During my four-and-a-half years in residency there, I spent thousands upon thousands of hours in the Harvard Divinity School library. Sometimes, as I sat in my carrel reading away, I would daydream about the day when one of my books would be in that library.
It did finally come, a couple of years ago…. I thought I might check and see if one of my books was there. Sure enough, one had made it to the library stacks, a commentary I wrote on Ezra, Nehemiah, and Esther. As a matter of fact, I found another one of my books there too, Can We Trust the Gospels?…
How did I feel? Was I overcome with the ecstasy of my success? Hardly. Yes, I felt pleased. I felt grateful for the gifts and opportunities God has given to me. But the deep sense of accomplishment that I had once anticipated didn’t come. I did not stand there in the Div School library and feel that my life was now complete. I was not energized for my work on the new commentary by the hope that I might have another book on the shelves of that library.
In fact, my being underwhelmed by the presence of my books in the library helped me remember and clarify my true purpose for my writing and, indeed, for all the work I do. My goal is not to get attention or some kind of personal satisfaction from my success. I write to serve the Lord and to participate in his work in the world. I write to serve my readers in the hope that they will grow in faith and faithful discipleship.
I cannot help but wonder if some, even many, of those that seek the office of president and those that vote for them in this current age have lost sight of the essential truth that Roberts experienced in that library.

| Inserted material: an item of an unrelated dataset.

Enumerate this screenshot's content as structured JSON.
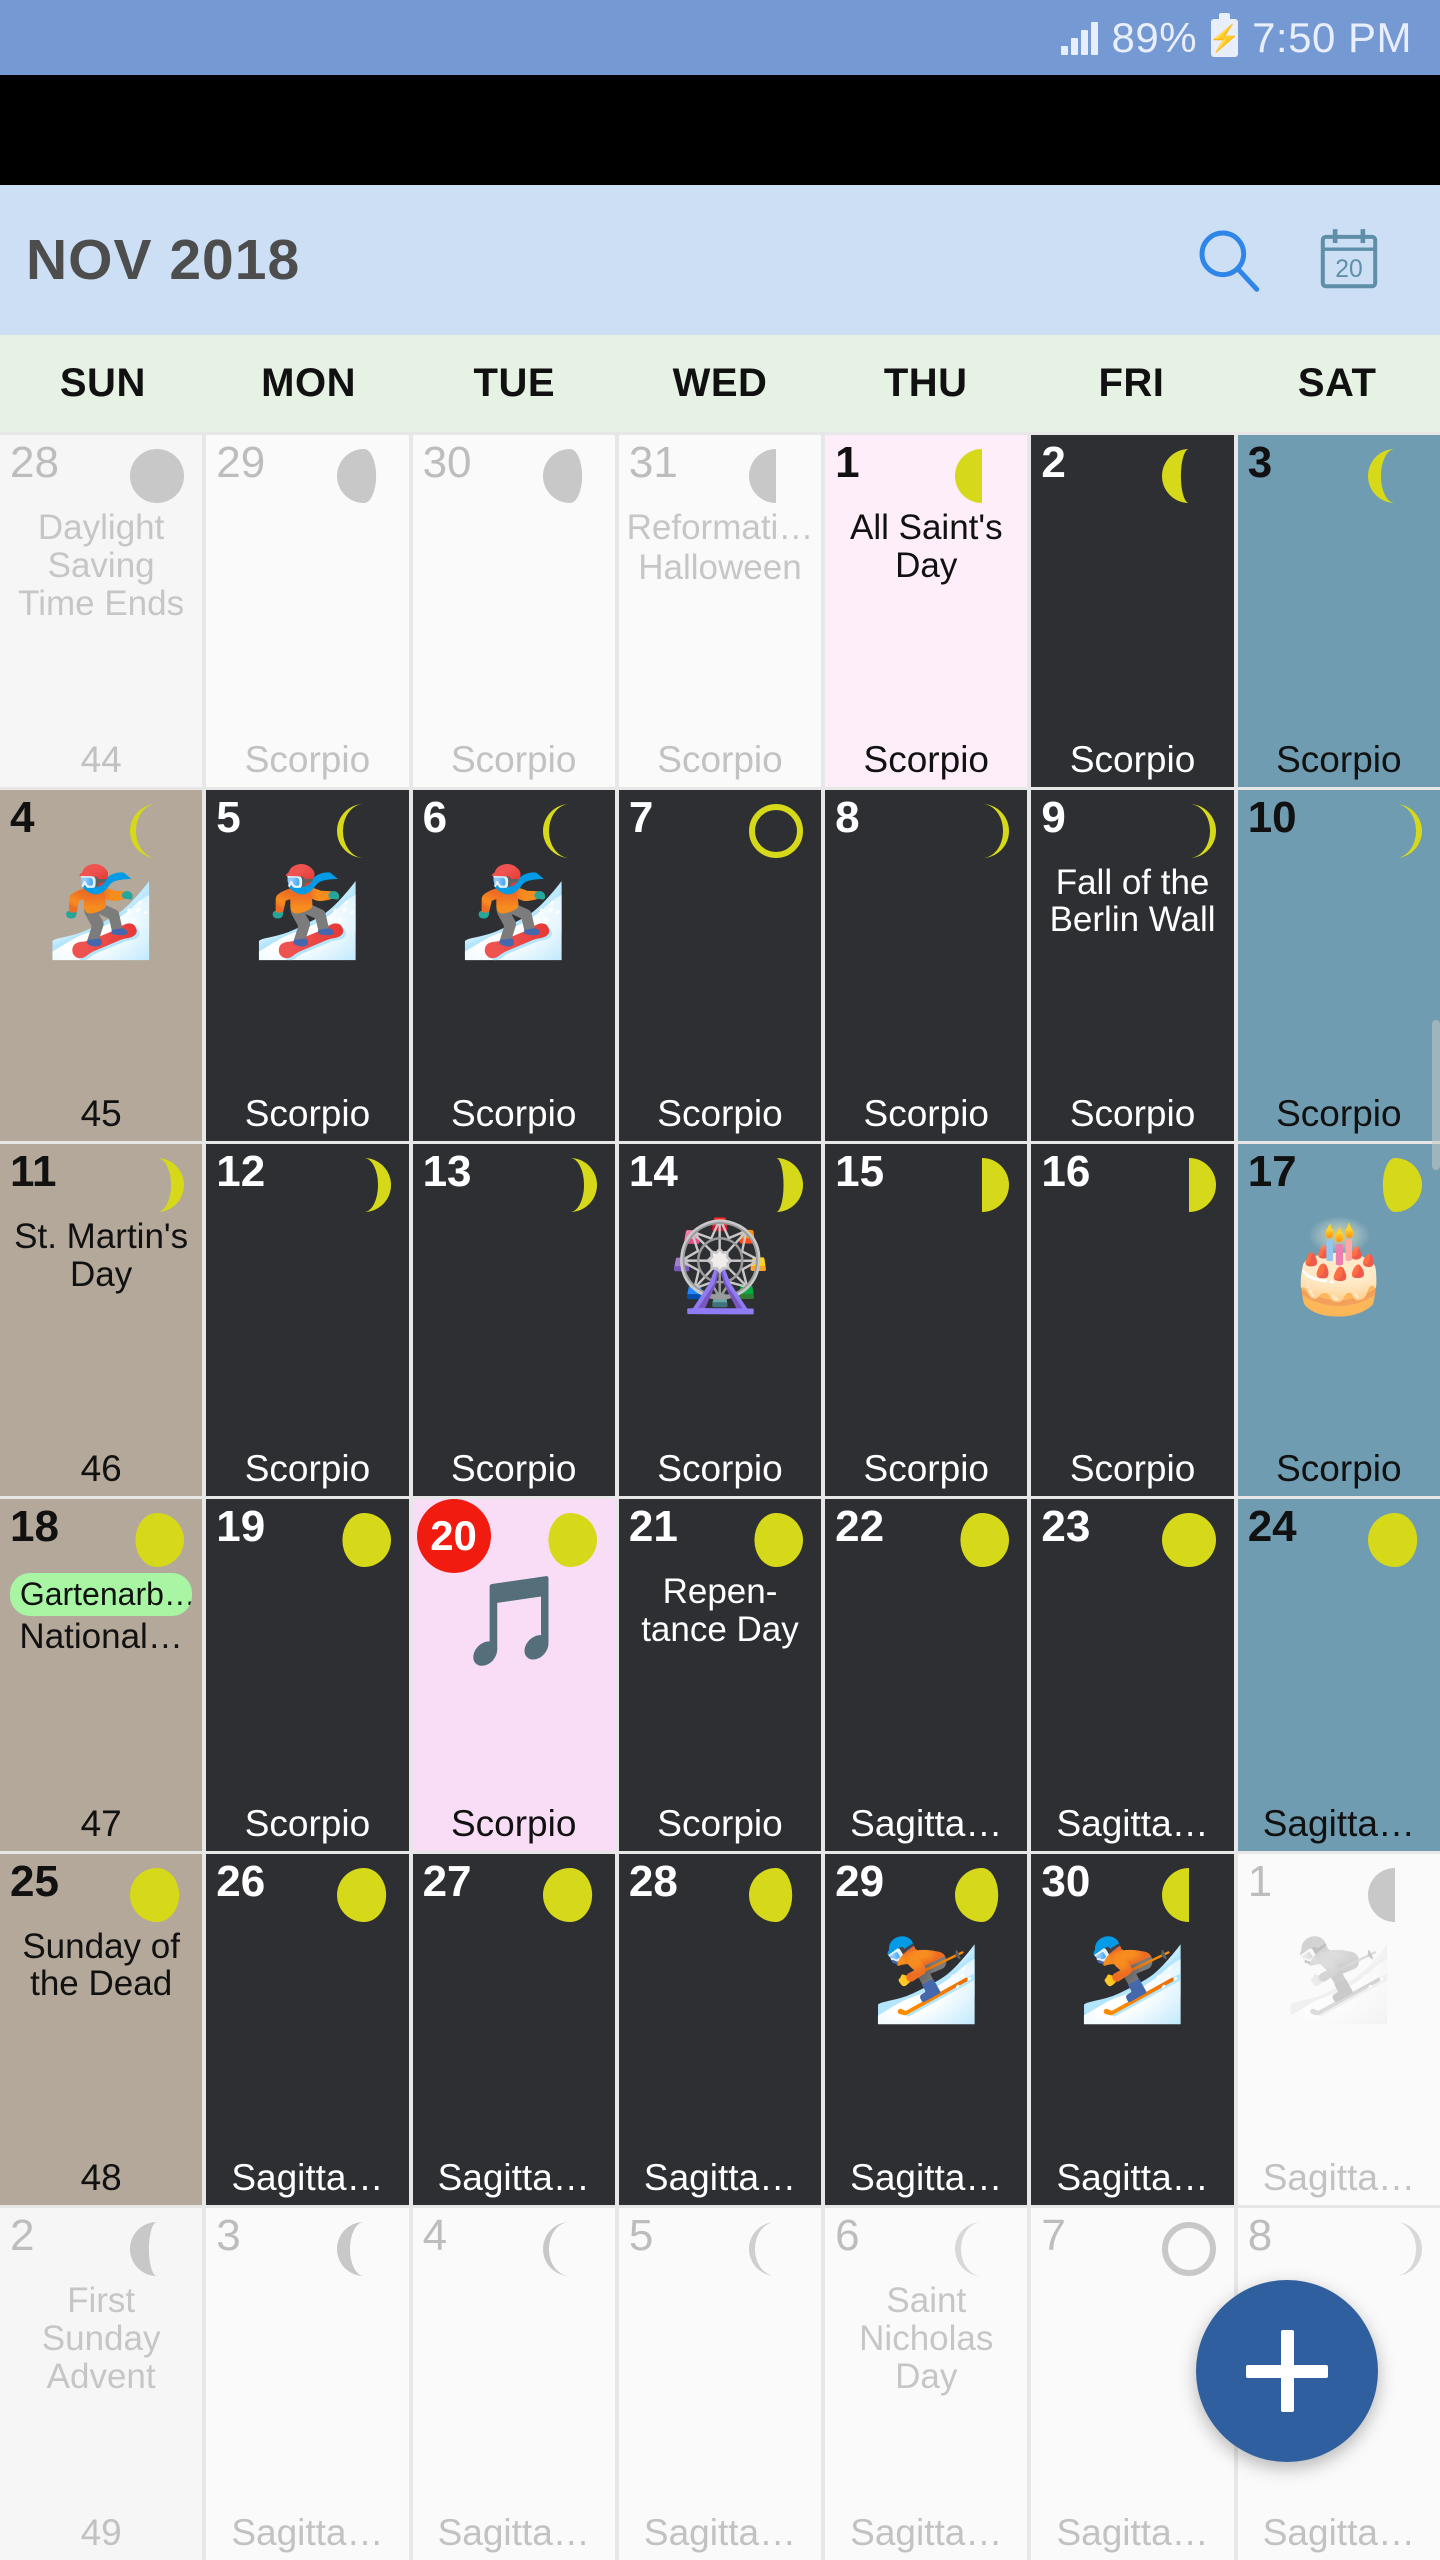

If your candidate wins the election, it is not necessarily affirmation that your point of view is right. It is not personal validation of the candidate and his or her supporters. The winner of the election is not the MVP; they do not have a trophy to place on the mantle. The only thing that has been won is a job, a job of service to the nation. Not service to your party, not service to your agenda – service to the nation. Election victory celebrations last one night because the next morning the hard work begins.
I enjoy professional wrestling. One of the reasons I enjoy it is because despite the apparent massive egos involved in the “competition,” success in professional wrestling has very little to do with the skill of the wrestler and very much to do with how well they entertain the crowd. Being a professional wrestler is, in the end, the ultimate service job. Most professional athletes these days act as if the crowd serves them; they dance and strut and make faces, begging the crowd to tell them how good they are. Pro wrestlers know that even their celebrations have to be designed to get them over with the crowd – there is nothing genuinely celebratory about it.
Pro wrestling analogies to this and prior elections have become cliché. But they are appropriate on a deep level. Election winners never get genuine celebrations, they just get the opportunity to keep serving.
My prayer for this election cycle is that the voters of this country understand that the election is about the opportunity to serve, not the validation of a point-of-view, a philosophy, a party, or a candidate. I hope you will pray with me.